Courtesy: K-State News & Communications Services
MANHATTAN — Kansas State University continues to set records in enrollment and the diversity of its student body. Fall 2014 enrollment is the university’s largest ever at 24,766 students, up from 24,581 students a year ago.
Enrollment has increased at all of the university’s campuses: Manhattan, Salina, Olathe and the Global Campus, which serves distance education students.
“K-State remains the No. 1 choice among Kansas high school students and we continue to attract more of the brightest students from Kansas than ever before,” said Pat Bosco, vice president for student life and dean of students. “For example, the number of Putnam scholars at K-State — students with ACT scores of 32 and above and GPAs of 3.85 and above — has grown from 107 in fall 2011 to 206 today.”
This fall’s student body also is the university’s most diverse ever and includes 3,579 students who identify as black, Hispanic, Asian, American Indian, Hawaiian/Pacific Islander or multiracial. That’s up from 3,458 in fall 2013.
“It is clear that K-State would not be experiencing another year of record enrollment without record multicultural student numbers,” said Myra Gordon, associate provost for diversity. “Multicultural students are growing at a rate faster than other groups, and we are excited about the increased diversity and benefits for students.”
In fall 2013, multicultural students comprised 13.9 percent of the K-State student body; this year, they comprise 14.5 percent.
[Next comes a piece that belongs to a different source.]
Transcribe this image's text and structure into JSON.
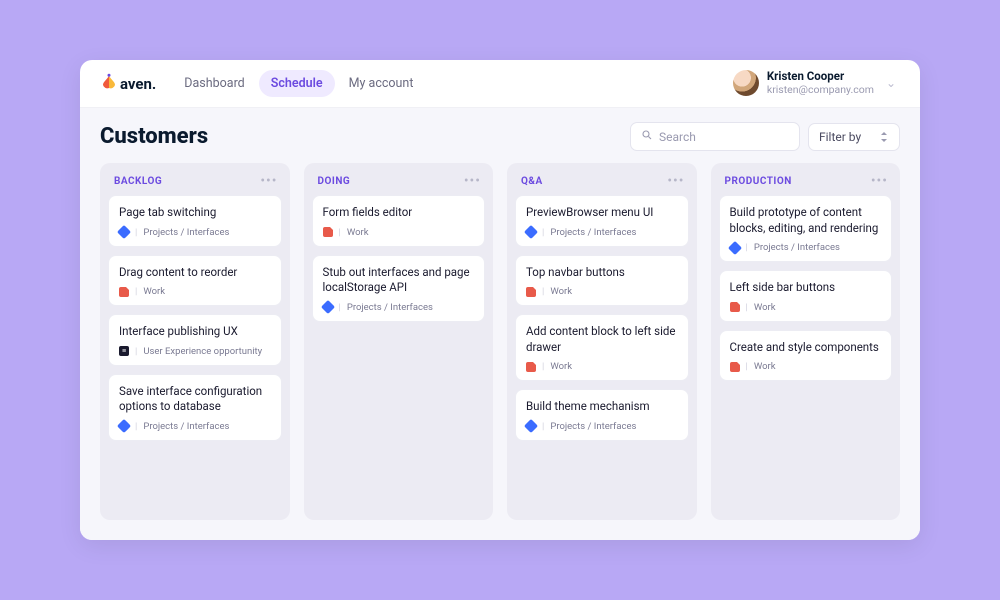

“The state of Kansas is 23.4 percent multicultural, and the nation as a whole is close to 40 percent,” Gordon said. “Most assuredly, these enrollment numbers give all of us a lot to celebrate, and everyone is to be commended for contributing to this result. Still, we have a lot of work to do.”
More international students are choosing K-State. Fall 2014’s international enrollment is a record 2,247, up 141 students from last year. Students come from more than 100 countries and six continents.
“This is a university record for international students not just in numbers, but also in percentage,” said Marcelo Sabatés, associate provost for international programs. “K-State’s student body is now 9.1 percent international students, which gives our university an essential component to make our students globally competent.”
Intentional and targeted services and philanthropy are key factors in K-State’s enrollment success, Bosco said. All have helped increase the university’s freshmen to sophomore retention rate to 83.27 percent. In fall 2012, the retention rate was 80 percent.
“Even during tough times, our teaching faculty, academic advisers and student life professionals do an extraordinary job in and out of the classrooms to help K-State students succeed,” Bosco said. “Also making a difference are our first-year programs like K-State First, now in its fifth year, Project IMPACT and more tutoring services for our students. Increased donor interest in supporting four-year scholarships is helping even more students afford college.”
K-State’s continued growth in enrollment and diversity comes on the heels of a record-setting year in philanthropic support for the university — more than $211 million in gifts and commitments in fiscal year 2014 — as well as construction of facilities to support growth in all university areas: academics, student life, research and more, said K-State President Kirk Schulz.
“K-State’s goal of becoming a Top 50 public research university by 2025 shows our commitment to success is striking a chord with students, their families, our alumni and our donors and supporters,” Schulz said. “With construction of a new business college, residence hall, welcome center, engineering college expansion and more underway or set to start, K-State is working to meet the needs of our students, faculty and state now and in the future.”